|TNM:||Tumor node metastasis|
|ROC:||Receiver operating characteristic|
|GEO:||Gene Expression Omnibus|
|AUC:||Areas under the ROC curves|
|KEGG:||Kyoto Encyclopedia of Genes and Genomes|
The analyzed datasets generated during the study are available from the corresponding authors on reasonable request.
Conflicts of Interest
The authors declare no conflict of interest.
Pan Wang, Wei-sheng xiao, and Ye-ru Tan contributed to the study’s conception. Pan Wang, Wei-sheng xiao, Yue-hua Li, and Xiao-ping Wu contributed significantly to analysis. Pan Wang and Hong-bo Zhu performed the data analyses. Pan Wang and Ye-ru Tan wrote the manuscript. Xiao-ping Wu and Hong-bo Zhu helped perform the analysis with constructive discussions. All authors read and approved the final manuscript.

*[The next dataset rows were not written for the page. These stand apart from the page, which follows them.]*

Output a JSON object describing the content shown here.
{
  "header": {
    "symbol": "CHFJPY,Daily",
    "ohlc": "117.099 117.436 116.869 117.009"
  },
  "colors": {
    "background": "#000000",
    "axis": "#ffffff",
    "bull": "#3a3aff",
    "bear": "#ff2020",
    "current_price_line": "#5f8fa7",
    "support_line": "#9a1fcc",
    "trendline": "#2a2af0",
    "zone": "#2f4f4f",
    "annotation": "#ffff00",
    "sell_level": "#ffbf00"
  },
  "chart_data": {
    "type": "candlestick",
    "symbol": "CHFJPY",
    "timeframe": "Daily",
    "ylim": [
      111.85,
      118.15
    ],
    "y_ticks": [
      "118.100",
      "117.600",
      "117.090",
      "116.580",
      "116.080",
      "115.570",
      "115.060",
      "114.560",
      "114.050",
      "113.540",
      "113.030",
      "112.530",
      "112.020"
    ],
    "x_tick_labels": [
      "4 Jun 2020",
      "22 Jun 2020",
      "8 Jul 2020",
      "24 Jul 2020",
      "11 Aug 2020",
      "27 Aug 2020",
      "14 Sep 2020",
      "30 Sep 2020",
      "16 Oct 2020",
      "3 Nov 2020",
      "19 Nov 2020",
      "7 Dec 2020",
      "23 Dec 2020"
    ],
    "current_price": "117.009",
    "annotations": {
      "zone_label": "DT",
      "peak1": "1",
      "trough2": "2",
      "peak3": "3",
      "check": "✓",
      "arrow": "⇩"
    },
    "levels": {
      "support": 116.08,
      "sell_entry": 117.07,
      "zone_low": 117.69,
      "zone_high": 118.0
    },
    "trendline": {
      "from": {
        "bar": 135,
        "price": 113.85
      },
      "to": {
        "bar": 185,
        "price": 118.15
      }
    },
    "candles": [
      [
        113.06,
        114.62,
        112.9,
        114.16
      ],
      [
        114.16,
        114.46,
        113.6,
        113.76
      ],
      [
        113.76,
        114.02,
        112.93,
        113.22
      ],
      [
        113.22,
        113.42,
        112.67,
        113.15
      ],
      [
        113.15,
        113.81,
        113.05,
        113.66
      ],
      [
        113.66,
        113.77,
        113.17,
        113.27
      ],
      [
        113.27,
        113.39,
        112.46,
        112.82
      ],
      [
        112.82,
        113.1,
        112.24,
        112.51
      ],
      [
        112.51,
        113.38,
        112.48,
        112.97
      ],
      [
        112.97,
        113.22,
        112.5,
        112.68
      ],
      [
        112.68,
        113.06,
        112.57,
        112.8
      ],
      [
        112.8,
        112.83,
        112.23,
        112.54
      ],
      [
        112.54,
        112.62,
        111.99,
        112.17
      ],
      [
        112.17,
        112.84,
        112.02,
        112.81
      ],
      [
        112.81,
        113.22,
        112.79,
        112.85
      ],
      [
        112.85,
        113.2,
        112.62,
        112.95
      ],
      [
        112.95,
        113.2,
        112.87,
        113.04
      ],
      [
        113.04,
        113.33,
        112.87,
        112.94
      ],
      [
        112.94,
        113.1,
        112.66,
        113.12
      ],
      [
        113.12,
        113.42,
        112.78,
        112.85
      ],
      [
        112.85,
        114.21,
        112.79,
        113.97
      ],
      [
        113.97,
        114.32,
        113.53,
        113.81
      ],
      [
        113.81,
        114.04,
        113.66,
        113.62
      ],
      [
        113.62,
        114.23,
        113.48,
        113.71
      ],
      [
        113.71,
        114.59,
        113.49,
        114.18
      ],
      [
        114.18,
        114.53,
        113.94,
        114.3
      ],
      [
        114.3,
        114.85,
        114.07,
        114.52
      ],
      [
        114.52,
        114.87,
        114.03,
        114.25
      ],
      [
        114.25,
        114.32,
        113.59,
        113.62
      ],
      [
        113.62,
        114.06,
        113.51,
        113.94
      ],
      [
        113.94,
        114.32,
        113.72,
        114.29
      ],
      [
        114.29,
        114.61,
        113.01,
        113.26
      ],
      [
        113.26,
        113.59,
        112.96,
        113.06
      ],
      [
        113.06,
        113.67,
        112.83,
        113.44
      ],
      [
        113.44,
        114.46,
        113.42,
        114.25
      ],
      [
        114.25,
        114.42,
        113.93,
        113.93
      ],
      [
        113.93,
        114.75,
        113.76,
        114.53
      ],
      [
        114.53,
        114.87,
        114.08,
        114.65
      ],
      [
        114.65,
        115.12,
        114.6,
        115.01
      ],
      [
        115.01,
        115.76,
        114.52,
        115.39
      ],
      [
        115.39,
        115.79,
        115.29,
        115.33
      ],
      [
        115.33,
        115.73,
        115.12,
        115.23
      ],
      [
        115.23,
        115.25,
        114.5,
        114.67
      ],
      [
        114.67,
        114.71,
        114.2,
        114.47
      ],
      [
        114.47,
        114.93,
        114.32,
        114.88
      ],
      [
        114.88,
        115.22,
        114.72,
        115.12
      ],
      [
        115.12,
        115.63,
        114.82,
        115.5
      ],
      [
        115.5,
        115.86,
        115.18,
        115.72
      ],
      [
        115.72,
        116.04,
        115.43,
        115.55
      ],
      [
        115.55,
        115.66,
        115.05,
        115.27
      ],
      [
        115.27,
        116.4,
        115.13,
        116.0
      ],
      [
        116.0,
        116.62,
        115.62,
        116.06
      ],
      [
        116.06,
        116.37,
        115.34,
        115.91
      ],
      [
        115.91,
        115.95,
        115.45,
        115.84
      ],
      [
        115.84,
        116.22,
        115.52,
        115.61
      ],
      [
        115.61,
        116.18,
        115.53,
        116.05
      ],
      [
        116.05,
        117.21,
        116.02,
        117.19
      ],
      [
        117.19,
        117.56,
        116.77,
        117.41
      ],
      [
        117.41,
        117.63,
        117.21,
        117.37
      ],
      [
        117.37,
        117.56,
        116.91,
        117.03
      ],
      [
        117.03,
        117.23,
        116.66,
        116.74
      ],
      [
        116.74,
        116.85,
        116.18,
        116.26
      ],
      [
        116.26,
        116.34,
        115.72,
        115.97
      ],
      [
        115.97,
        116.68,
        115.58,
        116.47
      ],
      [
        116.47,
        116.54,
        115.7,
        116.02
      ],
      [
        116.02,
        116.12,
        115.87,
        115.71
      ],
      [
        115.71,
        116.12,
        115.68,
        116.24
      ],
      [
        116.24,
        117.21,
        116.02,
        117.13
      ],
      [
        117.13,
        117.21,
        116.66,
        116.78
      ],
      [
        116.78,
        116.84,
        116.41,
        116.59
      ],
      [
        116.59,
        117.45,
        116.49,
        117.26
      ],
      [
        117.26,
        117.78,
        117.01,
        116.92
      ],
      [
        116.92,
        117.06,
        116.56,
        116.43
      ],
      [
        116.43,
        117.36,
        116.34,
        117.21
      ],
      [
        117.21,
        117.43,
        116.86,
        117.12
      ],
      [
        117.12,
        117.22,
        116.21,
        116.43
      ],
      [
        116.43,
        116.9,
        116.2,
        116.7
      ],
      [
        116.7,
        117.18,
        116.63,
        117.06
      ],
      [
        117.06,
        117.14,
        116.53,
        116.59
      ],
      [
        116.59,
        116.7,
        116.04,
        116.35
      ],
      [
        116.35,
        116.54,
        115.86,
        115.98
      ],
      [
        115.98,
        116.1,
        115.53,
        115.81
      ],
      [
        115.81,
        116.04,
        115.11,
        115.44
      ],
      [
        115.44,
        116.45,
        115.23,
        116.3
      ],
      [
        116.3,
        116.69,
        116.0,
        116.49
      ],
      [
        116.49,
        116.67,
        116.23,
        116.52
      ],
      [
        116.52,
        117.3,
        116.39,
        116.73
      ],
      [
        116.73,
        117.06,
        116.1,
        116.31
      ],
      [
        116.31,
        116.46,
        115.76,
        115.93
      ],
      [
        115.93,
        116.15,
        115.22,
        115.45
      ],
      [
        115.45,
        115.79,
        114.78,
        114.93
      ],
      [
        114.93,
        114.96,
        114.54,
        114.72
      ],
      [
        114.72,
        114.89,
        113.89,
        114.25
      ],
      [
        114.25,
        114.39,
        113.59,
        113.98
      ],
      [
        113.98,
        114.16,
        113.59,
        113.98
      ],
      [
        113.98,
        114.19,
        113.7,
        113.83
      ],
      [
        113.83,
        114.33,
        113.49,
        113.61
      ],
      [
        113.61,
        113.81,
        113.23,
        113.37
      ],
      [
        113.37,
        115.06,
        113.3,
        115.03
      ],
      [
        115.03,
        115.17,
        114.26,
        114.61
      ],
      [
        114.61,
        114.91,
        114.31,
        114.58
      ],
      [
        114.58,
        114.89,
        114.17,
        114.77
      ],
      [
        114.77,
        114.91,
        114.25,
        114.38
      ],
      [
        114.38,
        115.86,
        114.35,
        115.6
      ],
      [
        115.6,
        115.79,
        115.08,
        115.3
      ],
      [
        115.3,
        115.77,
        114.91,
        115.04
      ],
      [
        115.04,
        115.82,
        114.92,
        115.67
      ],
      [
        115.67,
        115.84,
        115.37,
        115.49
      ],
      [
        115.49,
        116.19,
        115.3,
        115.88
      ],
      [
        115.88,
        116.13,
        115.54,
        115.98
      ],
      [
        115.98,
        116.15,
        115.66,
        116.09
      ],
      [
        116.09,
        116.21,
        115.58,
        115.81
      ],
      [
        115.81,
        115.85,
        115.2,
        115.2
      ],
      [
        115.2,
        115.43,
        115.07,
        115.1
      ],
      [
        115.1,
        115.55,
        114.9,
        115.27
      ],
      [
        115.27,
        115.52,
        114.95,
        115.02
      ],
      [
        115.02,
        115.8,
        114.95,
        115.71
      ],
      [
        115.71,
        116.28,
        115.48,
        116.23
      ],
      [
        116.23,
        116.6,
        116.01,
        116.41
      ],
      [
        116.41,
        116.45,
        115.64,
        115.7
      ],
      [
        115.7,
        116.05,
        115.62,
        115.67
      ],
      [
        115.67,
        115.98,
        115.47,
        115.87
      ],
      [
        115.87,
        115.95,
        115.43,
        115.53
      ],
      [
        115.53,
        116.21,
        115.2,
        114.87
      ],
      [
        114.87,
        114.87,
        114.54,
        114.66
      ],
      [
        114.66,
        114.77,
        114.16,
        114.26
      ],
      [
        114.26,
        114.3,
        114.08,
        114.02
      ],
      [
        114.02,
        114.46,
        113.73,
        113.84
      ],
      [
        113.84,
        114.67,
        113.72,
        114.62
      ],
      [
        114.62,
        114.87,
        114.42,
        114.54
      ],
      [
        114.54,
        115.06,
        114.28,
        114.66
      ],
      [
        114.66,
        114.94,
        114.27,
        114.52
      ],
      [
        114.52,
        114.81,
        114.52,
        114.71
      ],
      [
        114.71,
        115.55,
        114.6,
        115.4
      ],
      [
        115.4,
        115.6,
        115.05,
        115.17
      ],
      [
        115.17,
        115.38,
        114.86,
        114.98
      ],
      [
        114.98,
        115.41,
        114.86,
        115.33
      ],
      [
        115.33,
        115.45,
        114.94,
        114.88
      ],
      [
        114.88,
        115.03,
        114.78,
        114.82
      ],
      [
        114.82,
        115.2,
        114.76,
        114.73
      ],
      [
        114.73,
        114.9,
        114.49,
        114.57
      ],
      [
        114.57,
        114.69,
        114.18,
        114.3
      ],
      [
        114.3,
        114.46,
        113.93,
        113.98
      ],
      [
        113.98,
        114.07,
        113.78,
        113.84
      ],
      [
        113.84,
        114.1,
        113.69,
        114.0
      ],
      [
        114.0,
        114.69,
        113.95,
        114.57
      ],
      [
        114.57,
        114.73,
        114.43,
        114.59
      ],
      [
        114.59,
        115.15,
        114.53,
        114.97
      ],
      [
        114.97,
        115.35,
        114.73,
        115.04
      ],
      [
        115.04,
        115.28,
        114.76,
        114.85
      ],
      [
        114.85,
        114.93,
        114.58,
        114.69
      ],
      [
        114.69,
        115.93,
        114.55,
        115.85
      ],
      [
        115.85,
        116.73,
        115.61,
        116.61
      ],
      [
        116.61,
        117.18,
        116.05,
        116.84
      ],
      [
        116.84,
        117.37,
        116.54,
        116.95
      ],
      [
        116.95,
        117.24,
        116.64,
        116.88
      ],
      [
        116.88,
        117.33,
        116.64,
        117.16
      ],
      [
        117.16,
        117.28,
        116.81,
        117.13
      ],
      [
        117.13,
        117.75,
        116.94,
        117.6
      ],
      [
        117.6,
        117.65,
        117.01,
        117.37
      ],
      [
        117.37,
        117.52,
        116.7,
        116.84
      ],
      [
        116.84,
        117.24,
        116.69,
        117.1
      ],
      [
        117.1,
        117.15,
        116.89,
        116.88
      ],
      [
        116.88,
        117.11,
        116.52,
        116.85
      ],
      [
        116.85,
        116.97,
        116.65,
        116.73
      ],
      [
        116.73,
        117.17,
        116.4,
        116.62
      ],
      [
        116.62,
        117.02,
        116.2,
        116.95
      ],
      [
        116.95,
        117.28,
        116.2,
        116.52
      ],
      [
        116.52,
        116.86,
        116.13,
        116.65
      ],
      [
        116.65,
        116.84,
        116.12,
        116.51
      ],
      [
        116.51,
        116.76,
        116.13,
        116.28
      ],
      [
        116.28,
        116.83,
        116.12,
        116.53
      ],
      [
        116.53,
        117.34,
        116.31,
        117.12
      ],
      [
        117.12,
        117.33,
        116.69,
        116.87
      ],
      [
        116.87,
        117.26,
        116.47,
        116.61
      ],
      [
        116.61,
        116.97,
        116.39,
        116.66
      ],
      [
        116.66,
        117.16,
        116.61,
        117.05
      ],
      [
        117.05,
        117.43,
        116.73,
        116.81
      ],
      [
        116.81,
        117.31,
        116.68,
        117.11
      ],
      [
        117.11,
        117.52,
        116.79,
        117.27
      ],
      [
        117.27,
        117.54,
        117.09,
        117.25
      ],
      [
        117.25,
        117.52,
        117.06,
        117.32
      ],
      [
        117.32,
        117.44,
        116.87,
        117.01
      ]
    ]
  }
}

This study was supported by foundations from Guiding Project of Hengyang City (subject number: 2020jh042757).
M. E. Babadagli, B. Tezcan, S. T. Yilmaz, and A. C. Tufan, “Matrilin-3 as a putative effector of C-type natriuretic peptide signaling during TGF-β induced chondrogenic differentiation of mesenchymal stem cells,” Molecular Biology Reports, vol. 41, no. 9, pp. 5549–5555, 2014.View at: Publisher Site | Google Scholar
F. J. García-Alvarado, H. A. Delgado-Aguirre, M. Rosales-González et al., “Analysis of polymorphisms in theMATN3andDOT1LGenes and CTX-II urinary levels in patients with knee osteoarthritis in a northeast Mexican-Mestizo population,” Genetic Testing and Molecular Biomarkers, vol. 24, no. 2, pp. 105–111, 2020.View at: Publisher Site | Google Scholar
Z. Guo, W. Su, R. Zhou et al., “Exosomal MATN3 of urine-derived stem cells ameliorates intervertebral disc degeneration by antisenescence effects and promotes NPC proliferation and ECM synthesis by activating TGF-β,” Oxidative Medicine and Cellular Longevity, vol. 2021, Article ID 5542241, 18 pages, 2021.View at: Publisher Site | Google Scholar
J. B. Vincourt, J. M. Vignaud, F. Lionneton et al., “Increased expression of matrilin-3 not only in osteoarthritic articular cartilage but also in cartilage-forming tumors, and down-regulation of SOX9 via epidermal growth factor domain 1-dependent signaling,” Arthritis and Rheumatism, vol. 58, no. 9, pp. 2798–2808, 2008.View at: Publisher Site | Google Scholar
M. Fresquet, G. C. Jackson, J. Loughlin, and M. D. Briggs, “Novel mutations in exon 2 of MATN3 affect residues within the alpha-helices of the A-domain and can result in the intracellular retention of mutant matrilin-3,” Human Mutation, vol. 29, no. 2, p. 330, 2008.View at: Publisher Site | Google Scholar